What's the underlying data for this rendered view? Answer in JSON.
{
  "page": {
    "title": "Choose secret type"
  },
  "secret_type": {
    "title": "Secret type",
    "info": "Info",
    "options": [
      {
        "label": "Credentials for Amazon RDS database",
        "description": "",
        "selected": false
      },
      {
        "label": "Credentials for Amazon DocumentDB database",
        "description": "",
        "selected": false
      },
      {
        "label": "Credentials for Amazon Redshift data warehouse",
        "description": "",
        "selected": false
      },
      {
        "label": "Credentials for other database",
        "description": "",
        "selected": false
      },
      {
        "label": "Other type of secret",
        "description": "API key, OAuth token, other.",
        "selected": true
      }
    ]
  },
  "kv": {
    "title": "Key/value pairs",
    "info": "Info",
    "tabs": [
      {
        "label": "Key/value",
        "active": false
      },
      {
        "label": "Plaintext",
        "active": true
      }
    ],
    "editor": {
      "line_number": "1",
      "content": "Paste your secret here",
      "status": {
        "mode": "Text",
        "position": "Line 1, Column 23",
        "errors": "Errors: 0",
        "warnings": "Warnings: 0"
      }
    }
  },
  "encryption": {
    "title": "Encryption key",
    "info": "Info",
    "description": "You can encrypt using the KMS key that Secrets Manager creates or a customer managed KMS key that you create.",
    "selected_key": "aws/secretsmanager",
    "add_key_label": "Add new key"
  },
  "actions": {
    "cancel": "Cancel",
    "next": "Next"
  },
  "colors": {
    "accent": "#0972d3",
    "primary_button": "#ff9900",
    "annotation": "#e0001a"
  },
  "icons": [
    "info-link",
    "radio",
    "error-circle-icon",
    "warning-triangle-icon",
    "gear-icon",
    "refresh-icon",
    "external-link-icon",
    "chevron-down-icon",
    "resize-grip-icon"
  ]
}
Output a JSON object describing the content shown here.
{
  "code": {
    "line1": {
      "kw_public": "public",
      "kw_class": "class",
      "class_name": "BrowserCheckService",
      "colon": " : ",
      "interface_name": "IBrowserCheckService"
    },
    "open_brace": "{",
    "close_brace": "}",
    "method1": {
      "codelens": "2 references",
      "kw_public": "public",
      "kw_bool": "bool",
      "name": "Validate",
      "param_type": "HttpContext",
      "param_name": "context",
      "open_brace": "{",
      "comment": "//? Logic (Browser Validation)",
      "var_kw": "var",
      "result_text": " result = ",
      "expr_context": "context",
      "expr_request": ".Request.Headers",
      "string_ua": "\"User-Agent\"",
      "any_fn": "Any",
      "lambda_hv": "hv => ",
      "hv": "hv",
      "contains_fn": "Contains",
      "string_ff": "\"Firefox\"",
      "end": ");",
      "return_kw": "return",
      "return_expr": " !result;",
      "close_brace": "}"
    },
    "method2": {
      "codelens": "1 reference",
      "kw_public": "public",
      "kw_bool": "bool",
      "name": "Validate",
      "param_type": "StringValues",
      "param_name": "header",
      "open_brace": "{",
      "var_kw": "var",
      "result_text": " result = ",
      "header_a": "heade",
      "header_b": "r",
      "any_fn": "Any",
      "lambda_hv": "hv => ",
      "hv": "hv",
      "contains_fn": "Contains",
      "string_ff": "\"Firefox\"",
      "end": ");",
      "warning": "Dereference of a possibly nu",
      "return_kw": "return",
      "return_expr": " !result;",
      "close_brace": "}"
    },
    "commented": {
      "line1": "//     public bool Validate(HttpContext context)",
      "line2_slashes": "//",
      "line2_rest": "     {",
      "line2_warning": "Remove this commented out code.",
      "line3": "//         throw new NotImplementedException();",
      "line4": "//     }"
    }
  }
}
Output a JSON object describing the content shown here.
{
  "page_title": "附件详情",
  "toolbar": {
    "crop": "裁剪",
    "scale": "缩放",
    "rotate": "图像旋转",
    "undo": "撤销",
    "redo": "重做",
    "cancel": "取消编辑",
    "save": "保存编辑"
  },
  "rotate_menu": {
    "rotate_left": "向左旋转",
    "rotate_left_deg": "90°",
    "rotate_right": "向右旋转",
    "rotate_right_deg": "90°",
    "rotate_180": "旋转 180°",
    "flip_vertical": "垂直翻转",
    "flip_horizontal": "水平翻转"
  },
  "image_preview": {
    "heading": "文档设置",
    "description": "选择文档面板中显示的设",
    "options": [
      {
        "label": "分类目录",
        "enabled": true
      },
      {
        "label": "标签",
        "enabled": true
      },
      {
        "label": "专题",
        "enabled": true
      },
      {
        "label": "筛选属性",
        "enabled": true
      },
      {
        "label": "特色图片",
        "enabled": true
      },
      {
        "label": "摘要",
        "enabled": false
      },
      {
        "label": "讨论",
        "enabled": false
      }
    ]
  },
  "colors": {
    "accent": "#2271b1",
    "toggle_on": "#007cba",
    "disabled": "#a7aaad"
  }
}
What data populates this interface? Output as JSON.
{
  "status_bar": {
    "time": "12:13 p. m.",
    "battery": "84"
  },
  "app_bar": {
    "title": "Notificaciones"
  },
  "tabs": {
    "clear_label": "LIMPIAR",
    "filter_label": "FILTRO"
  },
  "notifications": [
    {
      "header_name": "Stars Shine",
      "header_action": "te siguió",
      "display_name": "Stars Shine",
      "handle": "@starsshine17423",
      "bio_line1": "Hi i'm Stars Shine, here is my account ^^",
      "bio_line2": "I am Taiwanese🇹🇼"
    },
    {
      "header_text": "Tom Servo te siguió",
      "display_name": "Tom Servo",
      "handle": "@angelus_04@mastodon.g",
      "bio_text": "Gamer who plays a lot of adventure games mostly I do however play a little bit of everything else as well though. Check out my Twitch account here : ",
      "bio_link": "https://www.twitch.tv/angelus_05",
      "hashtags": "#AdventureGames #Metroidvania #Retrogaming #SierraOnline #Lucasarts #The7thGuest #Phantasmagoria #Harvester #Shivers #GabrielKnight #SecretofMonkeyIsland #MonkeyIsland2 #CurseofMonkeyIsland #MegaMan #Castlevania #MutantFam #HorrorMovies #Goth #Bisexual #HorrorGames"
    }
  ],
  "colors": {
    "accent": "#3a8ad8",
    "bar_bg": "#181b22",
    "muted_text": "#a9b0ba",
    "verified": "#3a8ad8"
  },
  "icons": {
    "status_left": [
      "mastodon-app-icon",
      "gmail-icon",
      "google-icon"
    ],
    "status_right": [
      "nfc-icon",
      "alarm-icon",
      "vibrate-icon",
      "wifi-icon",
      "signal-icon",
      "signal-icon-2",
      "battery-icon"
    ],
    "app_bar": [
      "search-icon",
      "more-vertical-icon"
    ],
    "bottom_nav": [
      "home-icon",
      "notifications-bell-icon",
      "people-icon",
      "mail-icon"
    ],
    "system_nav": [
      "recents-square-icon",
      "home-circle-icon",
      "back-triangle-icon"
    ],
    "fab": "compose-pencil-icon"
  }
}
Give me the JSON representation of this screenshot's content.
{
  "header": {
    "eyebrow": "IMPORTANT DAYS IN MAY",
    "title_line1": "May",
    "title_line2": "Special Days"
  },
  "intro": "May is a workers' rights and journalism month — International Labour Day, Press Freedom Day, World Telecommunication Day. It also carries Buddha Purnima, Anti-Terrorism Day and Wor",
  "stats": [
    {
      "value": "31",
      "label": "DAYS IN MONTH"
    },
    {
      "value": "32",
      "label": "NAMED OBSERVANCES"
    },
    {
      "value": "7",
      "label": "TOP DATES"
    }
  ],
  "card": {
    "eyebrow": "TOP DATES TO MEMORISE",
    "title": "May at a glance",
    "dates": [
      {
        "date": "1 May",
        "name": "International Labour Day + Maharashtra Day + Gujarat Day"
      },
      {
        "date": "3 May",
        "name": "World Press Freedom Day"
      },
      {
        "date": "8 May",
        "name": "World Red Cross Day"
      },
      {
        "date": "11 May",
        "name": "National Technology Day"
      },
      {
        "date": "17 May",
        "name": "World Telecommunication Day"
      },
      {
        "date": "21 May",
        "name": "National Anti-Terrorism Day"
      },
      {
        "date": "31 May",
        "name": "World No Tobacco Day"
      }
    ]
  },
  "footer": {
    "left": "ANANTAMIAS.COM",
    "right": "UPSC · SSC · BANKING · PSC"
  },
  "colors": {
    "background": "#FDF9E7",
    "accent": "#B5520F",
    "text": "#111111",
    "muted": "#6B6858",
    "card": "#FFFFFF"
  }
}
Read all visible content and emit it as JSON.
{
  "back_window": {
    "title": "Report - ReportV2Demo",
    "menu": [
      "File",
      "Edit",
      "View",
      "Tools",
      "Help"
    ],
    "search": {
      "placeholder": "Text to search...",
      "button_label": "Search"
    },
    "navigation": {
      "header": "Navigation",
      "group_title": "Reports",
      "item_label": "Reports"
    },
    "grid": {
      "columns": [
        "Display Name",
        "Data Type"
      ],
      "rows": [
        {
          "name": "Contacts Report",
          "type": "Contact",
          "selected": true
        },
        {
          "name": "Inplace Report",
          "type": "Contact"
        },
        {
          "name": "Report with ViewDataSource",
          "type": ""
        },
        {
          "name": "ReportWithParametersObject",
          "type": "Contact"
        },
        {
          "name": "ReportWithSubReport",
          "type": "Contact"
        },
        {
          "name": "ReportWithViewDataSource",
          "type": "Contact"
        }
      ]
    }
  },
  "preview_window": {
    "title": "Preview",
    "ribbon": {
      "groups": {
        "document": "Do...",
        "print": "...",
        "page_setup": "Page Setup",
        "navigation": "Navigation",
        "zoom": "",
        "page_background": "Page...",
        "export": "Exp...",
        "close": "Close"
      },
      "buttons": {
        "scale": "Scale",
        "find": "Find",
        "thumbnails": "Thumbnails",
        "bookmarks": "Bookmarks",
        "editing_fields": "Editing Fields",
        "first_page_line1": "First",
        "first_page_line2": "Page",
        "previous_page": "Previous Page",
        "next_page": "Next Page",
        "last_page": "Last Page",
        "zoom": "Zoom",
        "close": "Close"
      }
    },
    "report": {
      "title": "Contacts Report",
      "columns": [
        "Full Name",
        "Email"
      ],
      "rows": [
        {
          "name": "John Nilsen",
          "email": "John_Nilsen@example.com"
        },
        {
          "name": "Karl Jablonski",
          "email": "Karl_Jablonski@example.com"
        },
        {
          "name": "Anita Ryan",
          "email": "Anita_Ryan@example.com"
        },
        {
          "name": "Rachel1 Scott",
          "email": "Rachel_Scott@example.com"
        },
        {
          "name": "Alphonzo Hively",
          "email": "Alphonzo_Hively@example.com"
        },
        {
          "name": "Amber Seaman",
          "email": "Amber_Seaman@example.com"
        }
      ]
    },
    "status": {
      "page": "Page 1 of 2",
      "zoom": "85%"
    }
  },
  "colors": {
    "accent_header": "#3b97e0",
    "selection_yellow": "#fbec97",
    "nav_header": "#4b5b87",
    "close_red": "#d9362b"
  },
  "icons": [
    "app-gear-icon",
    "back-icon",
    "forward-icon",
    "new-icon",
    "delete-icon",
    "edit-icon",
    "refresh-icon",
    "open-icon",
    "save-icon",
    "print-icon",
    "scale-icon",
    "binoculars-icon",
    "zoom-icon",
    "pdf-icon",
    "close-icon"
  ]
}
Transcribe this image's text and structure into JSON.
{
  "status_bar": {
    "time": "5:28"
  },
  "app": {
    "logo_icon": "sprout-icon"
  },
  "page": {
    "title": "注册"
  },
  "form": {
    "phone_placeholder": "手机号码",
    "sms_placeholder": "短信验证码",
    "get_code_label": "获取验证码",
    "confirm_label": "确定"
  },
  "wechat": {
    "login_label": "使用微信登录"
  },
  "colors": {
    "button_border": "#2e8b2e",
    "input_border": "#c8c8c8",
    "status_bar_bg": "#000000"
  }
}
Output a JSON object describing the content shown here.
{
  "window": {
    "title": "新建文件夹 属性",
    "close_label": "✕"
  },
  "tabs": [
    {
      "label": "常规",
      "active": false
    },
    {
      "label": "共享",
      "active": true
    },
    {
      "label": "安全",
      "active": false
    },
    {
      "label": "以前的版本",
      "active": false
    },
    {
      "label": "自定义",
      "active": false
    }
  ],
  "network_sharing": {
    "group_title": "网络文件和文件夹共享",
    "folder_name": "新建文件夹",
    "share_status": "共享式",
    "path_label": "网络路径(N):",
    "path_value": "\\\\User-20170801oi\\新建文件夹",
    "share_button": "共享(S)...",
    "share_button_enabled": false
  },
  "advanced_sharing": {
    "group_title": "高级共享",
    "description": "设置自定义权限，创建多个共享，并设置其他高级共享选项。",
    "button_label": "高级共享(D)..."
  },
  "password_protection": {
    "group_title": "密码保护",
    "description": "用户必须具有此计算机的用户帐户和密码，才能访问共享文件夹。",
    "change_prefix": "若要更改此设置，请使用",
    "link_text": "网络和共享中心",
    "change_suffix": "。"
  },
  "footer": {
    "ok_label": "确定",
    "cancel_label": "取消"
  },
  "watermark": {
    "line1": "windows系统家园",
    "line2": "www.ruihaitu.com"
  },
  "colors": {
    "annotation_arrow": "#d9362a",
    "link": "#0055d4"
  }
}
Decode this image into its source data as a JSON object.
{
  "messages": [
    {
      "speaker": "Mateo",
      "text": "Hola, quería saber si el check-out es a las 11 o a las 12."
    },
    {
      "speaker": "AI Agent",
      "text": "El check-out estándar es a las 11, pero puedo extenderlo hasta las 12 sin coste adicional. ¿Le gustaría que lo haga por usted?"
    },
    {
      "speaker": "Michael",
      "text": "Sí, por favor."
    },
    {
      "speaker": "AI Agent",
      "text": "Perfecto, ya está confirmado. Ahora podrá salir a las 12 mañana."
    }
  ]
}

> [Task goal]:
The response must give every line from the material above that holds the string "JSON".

> [Answer to this exercise]:
What's the underlying data for this rendered view? Answer in JSON.
Output a JSON object describing the content shown here.
Output a JSON object describing the content shown here.
What data populates this interface? Output as JSON.
Give me the JSON representation of this screenshot's content.
Read all visible content and emit it as JSON.
Transcribe this image's text and structure into JSON.
Output a JSON object describing the content shown here.
Decode this image into its source data as a JSON object.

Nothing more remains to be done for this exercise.